Kevin J. Gaston, 23 November 2016 ,Photo Lewis Collard)

 

The benefits of feeding stations are obvious — to the birds that visit them and the people who maintain them — but many gardens are small and separated from other yards by roads, rivers, and other barriers. In order to maximize the benefits, we need to understand how birds move between feeders.

Between June 2013 and August 2014, researchers in southern England employed radio-frequency-identification technology to find out. They equipped 452 Blue Tits and Great Tits, relatives of chickadees, with tiny transponders and placed receivers on 51 feeders. Each time a tagged bird visited a feeder, the receiver recorded the date and time as well as the identity of the bird.

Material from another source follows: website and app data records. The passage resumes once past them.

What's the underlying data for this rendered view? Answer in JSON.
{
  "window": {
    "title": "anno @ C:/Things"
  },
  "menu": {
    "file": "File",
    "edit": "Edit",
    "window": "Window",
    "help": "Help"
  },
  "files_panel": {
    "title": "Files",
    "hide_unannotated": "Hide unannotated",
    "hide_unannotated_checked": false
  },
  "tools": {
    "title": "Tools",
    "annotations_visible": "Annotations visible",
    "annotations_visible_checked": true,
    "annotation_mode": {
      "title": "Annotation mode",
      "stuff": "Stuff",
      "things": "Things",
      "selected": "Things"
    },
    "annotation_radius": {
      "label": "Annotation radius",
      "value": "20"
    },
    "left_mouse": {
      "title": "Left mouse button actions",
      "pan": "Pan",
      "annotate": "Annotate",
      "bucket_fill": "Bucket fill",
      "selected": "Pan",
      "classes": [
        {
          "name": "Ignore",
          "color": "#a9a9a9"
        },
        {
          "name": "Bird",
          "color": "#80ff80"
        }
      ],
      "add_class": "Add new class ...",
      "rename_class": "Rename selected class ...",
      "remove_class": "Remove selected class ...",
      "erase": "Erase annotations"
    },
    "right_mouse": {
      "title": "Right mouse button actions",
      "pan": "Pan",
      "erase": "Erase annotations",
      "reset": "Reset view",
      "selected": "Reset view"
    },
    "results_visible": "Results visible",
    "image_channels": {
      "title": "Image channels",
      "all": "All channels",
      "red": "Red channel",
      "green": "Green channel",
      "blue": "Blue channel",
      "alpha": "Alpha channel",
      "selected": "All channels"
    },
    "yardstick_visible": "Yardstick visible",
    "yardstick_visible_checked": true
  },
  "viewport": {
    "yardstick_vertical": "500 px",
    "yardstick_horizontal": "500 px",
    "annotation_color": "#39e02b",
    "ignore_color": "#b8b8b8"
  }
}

The results promise to help planners looking to improve their communities. The researchers write in the journal Scientific Reports that a higher percentage of vegetation cover increased both the likelihood that birds would move between feeders and the frequency of movement. In areas where green space was highly fragmented, birds moved between feeders in vegetated corridors. Large trees and shrubs were especially important to connectivity, write the researchers, while road gaps did not prevent movement between feeders but did decrease the frequency of visits. — Julie Craves

Read the whole study